### [Exercise instructions]
Could you retype every entry below exactly as written?

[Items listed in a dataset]

....................

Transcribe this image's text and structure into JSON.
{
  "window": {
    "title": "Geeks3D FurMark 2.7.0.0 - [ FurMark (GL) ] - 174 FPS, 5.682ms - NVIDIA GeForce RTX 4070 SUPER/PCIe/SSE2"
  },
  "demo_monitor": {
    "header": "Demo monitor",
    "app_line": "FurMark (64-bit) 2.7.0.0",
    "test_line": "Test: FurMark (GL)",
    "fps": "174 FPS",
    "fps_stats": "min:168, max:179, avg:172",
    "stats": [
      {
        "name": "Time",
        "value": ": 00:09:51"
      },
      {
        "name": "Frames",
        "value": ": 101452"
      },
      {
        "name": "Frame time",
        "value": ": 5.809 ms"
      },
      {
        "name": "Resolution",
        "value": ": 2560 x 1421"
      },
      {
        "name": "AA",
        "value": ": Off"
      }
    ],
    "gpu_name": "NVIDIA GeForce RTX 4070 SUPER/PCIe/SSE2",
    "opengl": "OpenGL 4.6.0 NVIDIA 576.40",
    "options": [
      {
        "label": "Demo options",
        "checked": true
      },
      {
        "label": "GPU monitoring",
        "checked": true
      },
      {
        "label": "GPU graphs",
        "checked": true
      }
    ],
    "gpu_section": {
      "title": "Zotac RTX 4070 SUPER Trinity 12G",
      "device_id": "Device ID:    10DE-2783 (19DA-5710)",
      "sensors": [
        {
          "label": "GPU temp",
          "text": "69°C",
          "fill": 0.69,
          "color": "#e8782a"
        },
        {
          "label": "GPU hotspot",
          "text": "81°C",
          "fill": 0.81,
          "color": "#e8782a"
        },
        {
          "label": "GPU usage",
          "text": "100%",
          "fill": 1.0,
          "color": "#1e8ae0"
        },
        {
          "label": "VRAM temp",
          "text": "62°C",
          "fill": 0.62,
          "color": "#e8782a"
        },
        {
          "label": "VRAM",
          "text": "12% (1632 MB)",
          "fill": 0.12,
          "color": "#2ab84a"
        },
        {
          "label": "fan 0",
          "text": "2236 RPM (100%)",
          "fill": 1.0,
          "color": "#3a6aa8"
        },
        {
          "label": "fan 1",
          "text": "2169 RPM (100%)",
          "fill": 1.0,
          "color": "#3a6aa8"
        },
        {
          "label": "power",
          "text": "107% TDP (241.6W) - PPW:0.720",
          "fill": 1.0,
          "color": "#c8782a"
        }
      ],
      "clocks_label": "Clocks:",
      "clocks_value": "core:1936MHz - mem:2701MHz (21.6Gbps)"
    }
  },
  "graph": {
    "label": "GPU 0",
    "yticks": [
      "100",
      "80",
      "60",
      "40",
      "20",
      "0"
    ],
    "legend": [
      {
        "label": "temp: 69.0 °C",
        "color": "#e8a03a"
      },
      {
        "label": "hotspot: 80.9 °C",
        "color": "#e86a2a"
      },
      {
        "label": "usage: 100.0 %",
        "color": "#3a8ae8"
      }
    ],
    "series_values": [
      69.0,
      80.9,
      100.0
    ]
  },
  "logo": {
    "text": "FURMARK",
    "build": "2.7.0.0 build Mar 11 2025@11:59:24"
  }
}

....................

### [Solution]
Transcribe this image's text and structure into JSON.
{
  "window": {
    "title": "Geeks3D FurMark 2.7.0.0 - [ FurMark (GL) ] - 174 FPS, 5.682ms - NVIDIA GeForce RTX 4070 SUPER/PCIe/SSE2"
  },
  "demo_monitor": {
    "header": "Demo monitor",
    "app_line": "FurMark (64-bit) 2.7.0.0",
    "test_line": "Test: FurMark (GL)",
    "fps": "174 FPS",
    "fps_stats": "min:168, max:179, avg:172",
    "stats": [
      {
        "name": "Time",
        "value": ": 00:09:51"
      },
      {
        "name": "Frames",
        "value": ": 101452"
      },
      {
        "name": "Frame time",
        "value": ": 5.809 ms"
      },
      {
        "name": "Resolution",
        "value": ": 2560 x 1421"
      },
      {
        "name": "AA",
        "value": ": Off"
      }
    ],
    "gpu_name": "NVIDIA GeForce RTX 4070 SUPER/PCIe/SSE2",
    "opengl": "OpenGL 4.6.0 NVIDIA 576.40",
    "options": [
      {
        "label": "Demo options",
        "checked": true
      },
      {
        "label": "GPU monitoring",
        "checked": true
      },
      {
        "label": "GPU graphs",
        "checked": true
      }
    ],
    "gpu_section": {
      "title": "Zotac RTX 4070 SUPER Trinity 12G",
      "device_id": "Device ID:    10DE-2783 (19DA-5710)",
      "sensors": [
        {
          "label": "GPU temp",
          "text": "69°C",
          "fill": 0.69,
          "color": "#e8782a"
        },
        {
          "label": "GPU hotspot",
          "text": "81°C",
          "fill": 0.81,
          "color": "#e8782a"
        },
        {
          "label": "GPU usage",
          "text": "100%",
          "fill": 1.0,
          "color": "#1e8ae0"
        },
        {
          "label": "VRAM temp",
          "text": "62°C",
          "fill": 0.62,
          "color": "#e8782a"
        },
        {
          "label": "VRAM",
          "text": "12% (1632 MB)",
          "fill": 0.12,
          "color": "#2ab84a"
        },
        {
          "label": "fan 0",
          "text": "2236 RPM (100%)",
          "fill": 1.0,
          "color": "#3a6aa8"
        },
        {
          "label": "fan 1",
          "text": "2169 RPM (100%)",
          "fill": 1.0,
          "color": "#3a6aa8"
        },
        {
          "label": "power",
          "text": "107% TDP (241.6W) - PPW:0.720",
          "fill": 1.0,
          "color": "#c8782a"
        }
      ],
      "clocks_label": "Clocks:",
      "clocks_value": "core:1936MHz - mem:2701MHz (21.6Gbps)"
    }
  },
  "graph": {
    "label": "GPU 0",
    "yticks": [
      "100",
      "80",
      "60",
      "40",
      "20",
      "0"
    ],
    "legend": [
      {
        "label": "temp: 69.0 °C",
        "color": "#e8a03a"
      },
      {
        "label": "hotspot: 80.9 °C",
        "color": "#e86a2a"
      },
      {
        "label": "usage: 100.0 %",
        "color": "#3a8ae8"
      }
    ],
    "series_values": [
      69.0,
      80.9,
      100.0
    ]
  },
  "logo": {
    "text": "FURMARK",
    "build": "2.7.0.0 build Mar 11 2025@11:59:24"
  }
}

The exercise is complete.